That's One Politician Taken Care Of, How About The Others?

Cohen has dropped out of the race for lite gov here in Illinois.

He did it in the middle of the Super Bowl.

He had his son with him, who was crying during the whole announcement.  Yeah, kid, if I had to face the media, I'd be crying, too.

Gee, what a prince.  Too bad he had to drop out, I think he would have been a force for positive change....

Okay.  I actually made it to the end of that sentence before I chuckled.  My self-control is getting better.

Basic Instincts

Love, sex, and math.  Three things that start out simple but get real complicated real quick.  And here's another thing that starts simple and get real quick:  what exactly constitutes being a good sport and what is understandable in the passion of the moment?

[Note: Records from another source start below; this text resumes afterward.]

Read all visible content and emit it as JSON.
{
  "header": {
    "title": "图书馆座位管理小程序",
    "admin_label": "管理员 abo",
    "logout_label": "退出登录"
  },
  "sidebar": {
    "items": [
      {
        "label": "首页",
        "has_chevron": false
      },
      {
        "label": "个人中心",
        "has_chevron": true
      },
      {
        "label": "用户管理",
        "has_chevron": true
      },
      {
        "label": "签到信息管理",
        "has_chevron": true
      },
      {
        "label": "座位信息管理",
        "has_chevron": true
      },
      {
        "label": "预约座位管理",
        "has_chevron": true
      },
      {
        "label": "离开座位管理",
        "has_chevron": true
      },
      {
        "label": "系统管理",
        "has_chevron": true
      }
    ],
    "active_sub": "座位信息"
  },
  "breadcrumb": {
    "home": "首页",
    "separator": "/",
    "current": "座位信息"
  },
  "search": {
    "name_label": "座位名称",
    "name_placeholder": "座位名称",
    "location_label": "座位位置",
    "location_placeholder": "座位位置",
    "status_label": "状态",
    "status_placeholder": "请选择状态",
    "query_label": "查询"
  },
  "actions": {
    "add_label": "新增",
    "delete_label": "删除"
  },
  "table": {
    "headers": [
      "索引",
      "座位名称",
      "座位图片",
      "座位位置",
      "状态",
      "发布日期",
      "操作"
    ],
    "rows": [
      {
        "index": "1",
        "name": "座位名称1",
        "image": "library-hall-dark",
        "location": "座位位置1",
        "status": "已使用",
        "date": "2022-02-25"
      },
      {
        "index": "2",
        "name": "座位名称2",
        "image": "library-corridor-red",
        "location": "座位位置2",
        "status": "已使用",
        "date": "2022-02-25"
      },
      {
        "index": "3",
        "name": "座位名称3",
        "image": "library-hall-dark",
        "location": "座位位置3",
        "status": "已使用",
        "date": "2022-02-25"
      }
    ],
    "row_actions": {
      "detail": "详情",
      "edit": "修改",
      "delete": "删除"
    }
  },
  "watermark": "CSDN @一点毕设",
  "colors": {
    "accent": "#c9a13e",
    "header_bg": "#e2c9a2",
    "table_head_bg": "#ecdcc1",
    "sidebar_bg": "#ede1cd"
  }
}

It's only now that the news is hurrumphing Peyton Manning of the Indianapolis Colts, the runners-up in the Super Bowl.  (I guess they've gotten over The Who's halftime show.)  Supposedly, when the game was over, Manning didn't go out on the field to congratulate the winners of the Super Bowl.  He stalked off the field, pissed as all hell.  So people are asking, would it have killed him to be a good sport and congratulate the other team?  The simple answer is, no, it's a simple gesture, you salute your betters, you remember this day and learn from it, and go on to become a better person.  But here's where it gets complicated.

See...as far as Manning stalking away after a game he was ready to win slipped through his grasp?

I don't blame him.

I've played plenty of games (take the heyday of Mortal Kombat) where I thought I brought my A game, and through luck or bad management or whatever, I bombed out horribly.  I was upset and frustrated.  With my luck, sure, but mostly with myself.  These games, I knew what to do, how to handle the situation, and could execute the strategies and moves flawlessly.  In short, there was no good reason for me to lose.  This isn't a case of the opponent was better than me (although I've been in that situation, too, and it ain't any more fun).  I could have won.  I had it within my grasp.  And I blew it.  It's one part being pissed at myself and one part frustration because you know where you went wrong, and your mind plays it all back with clarity -- you are rubbing your own nose in your loss.  And the LAST thing I wanted at those moments was to smile, say "Good game", and shake hands.  In fact, searching my memory, the only times I seem to recall doing that is when the game is casual or experimental, when it really doesn't matter if I win or lose.

Conversely, when I win a tough game, the last thing I am is philosophical.  My heart is pounding, I can feel sweat moving through my hair follicles, I'm breathing heavy, and I feel I've earned the victory, I feel that brushing it off will minimize the effort.

Now, this isn't to say that, when I win, I start berating my opponent for being inferior.  Likewise, when I lose, I don't start hurling person insults at whoever beat me.  Which is sportsmanship to some degree (my buddy had an MK party at his house.  I beat one guy, and he threw the controller on the floor and then flipped the easy chair I was sitting in on its back with me in it before stalking out of the room.  A consensus was quickly reached -- the guy was never invited again).  But at what point are you considered a jerk for wanting to go off and sulk when things go wrong?

Conversely, does this mean that, if someone who beats you congratulates you for playing well, is he actually being condescending to you?

Like I said, it gets complicated really quick.  Or as far as Manning goes, to quote Chris Rock, "I'm not saying he shoulda done it...but I understand...."